So please see that as long as I am afraid as an individual with my limited consciousness, it is that I am afraid of. It is that which I am scared of. And to avoid that, I go through all kinds of nonsense – Gabriel and, you know, all that stuff. One realises that is not a fact. It is not a fact that my consciousness is totally separate from everybody else. It is an illusion; it is an absurdity, illogical; it is unsanitary, if I can use that word, unhealthy. So – follow this carefully – I realise this, perhaps in my heart. In my feeling, I realise that I am the whole of mankind, not an individual consciousness – that is too silly, illogical; it has no meaning. And I, who have lived this kind of life, which is pain, which is sorrow, which is anxiety, all that, if my brain has not transformed, the sum of all that I am merely, then my life is only adding further confusion to the wholeness. But if I, living it, realise that my consciousness is the consciousness of mankind, and for the human consciousness I am totally responsible, then freedom from the limitation of that consciousness becomes extraordinarily important because then I am contributing or I am breaking down the limitation of that consciousness. So death has a totally different meaning.

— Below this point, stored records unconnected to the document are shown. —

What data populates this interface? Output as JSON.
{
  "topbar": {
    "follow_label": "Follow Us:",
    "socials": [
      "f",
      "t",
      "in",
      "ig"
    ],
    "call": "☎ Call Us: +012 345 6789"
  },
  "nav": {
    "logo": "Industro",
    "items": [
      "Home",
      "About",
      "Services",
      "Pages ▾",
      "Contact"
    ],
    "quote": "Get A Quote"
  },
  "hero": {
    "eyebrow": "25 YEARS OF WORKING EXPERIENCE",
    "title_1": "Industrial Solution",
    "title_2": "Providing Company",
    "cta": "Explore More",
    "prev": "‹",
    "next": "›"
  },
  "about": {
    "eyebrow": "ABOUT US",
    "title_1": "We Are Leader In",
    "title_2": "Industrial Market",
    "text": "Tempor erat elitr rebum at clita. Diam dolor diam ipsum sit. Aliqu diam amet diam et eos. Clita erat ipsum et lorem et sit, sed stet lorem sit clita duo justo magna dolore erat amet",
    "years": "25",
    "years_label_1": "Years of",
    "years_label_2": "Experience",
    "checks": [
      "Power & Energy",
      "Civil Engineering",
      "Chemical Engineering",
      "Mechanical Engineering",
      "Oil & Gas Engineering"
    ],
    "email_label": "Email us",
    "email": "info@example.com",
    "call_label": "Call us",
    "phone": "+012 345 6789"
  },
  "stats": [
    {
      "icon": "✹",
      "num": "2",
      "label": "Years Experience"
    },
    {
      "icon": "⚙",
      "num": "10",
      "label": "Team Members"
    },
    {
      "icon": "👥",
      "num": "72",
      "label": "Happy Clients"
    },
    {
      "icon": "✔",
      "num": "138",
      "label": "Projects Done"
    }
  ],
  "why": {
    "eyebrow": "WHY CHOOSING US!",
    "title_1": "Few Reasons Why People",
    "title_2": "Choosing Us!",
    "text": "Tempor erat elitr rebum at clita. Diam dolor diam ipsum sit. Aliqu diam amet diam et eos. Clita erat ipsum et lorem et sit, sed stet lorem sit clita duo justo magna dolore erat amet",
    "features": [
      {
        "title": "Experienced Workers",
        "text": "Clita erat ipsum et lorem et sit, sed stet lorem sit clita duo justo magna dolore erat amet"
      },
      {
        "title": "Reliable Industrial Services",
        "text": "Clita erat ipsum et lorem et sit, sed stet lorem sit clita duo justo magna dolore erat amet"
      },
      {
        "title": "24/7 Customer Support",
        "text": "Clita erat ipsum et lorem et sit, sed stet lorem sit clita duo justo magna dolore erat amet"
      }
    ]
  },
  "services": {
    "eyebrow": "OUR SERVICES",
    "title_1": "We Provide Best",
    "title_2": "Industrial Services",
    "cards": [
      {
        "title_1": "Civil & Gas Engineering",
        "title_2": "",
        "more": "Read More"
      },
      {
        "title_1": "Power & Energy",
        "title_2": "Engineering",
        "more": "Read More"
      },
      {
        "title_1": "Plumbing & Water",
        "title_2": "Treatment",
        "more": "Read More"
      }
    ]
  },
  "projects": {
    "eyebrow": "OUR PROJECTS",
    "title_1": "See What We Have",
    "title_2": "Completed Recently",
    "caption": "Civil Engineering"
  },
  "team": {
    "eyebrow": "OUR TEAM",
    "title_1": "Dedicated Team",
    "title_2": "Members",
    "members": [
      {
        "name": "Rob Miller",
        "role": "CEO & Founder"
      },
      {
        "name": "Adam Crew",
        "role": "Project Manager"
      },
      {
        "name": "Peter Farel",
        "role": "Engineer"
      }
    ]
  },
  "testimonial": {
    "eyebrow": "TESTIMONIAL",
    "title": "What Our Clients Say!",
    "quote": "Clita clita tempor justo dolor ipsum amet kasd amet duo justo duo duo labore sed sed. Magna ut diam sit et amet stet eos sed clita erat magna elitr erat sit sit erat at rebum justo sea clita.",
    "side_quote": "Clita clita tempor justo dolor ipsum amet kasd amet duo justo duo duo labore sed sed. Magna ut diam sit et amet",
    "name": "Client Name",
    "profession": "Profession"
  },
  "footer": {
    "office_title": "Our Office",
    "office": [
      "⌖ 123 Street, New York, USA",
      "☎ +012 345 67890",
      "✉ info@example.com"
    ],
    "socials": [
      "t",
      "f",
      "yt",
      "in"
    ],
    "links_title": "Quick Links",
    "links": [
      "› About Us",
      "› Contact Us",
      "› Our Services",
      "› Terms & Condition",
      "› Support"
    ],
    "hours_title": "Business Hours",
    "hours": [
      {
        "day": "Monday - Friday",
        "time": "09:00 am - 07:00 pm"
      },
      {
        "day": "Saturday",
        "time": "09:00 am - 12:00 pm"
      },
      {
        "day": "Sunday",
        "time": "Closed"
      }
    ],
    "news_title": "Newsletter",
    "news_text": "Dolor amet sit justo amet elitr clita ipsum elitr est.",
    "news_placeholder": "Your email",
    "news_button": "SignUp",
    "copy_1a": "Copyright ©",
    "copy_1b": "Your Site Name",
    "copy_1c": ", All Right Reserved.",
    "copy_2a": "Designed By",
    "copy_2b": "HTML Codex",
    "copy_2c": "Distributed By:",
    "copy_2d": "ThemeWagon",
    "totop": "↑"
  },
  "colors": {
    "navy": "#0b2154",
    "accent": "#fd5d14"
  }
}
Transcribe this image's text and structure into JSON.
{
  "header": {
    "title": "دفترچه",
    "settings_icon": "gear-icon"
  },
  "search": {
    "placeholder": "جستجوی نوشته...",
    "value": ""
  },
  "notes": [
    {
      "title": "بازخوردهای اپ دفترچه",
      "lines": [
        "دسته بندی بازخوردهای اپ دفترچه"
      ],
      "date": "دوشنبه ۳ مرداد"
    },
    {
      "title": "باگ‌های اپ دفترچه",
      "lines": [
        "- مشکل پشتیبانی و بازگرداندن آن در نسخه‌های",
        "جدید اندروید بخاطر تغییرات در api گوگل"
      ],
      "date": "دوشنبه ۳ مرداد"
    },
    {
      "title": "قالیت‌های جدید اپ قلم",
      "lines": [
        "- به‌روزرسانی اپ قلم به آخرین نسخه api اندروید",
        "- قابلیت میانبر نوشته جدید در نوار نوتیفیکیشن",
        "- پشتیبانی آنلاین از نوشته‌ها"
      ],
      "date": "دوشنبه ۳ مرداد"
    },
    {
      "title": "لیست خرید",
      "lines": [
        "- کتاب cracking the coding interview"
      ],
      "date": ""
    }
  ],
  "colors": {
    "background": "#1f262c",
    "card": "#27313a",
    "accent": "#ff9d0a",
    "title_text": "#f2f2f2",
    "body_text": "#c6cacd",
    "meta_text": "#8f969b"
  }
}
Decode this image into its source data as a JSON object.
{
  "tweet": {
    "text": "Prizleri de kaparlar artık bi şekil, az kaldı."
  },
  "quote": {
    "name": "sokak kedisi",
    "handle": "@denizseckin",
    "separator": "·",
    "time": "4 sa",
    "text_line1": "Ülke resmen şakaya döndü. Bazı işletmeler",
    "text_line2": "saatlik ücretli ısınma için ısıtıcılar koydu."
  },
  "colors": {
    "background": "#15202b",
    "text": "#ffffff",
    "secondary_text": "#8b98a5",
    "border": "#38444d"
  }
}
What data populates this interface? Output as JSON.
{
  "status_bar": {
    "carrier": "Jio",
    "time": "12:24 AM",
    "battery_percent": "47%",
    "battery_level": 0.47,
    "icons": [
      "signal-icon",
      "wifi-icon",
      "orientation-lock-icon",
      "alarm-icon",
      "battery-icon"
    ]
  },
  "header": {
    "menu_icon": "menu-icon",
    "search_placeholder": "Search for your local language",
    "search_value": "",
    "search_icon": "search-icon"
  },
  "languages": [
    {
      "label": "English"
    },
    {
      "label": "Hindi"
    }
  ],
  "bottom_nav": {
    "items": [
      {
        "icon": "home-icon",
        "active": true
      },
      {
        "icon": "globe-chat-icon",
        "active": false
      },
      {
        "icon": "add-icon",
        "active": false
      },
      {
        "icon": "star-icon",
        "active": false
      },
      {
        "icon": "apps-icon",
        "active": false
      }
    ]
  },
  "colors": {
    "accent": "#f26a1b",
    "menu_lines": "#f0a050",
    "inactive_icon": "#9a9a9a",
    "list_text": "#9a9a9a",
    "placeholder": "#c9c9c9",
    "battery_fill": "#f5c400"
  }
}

I have lived the so-called individual life, concerned about myself, my problems. And those problems never end; they are increasing. I live that kind of life. I have been brought up, educated, conditioned to that kind of life. You come along and tell me pleasantly, as a friend, or you like me, or you love me, you tell me: your consciousness is not yours. You suffer, so do other people suffer, and so on. I have gone into this. So you tell me all that. I listen to it, and it makes sense to me. I won’t reject what you say because it makes logical sense, sanity, and I see in what you have told me perhaps there can be peace in the world. So I have listened to you and I say to myself, now, can I be free from fear? Because I am responsible totally for the whole of consciousness. So when I am investigating fear and the moving away from fear, I am helping the total human consciousness to lessen fear. Then death has a totally different meaning. Not that I am going to sit next to God or I am going to heaven through some peculiar nebulae, but I am living a life which is not my particular life. I am living a life of the whole of humanity. And if I understand death, if I end grief, I am cleansing the whole of the consciousness of mankind. That is why it is important to understand the meaning of death.
And perhaps death has great significance, great relationship with love because where you end something, love is. When you end completely attachment, then love is.
Krishnamurti in Saanen 1981, Talk 6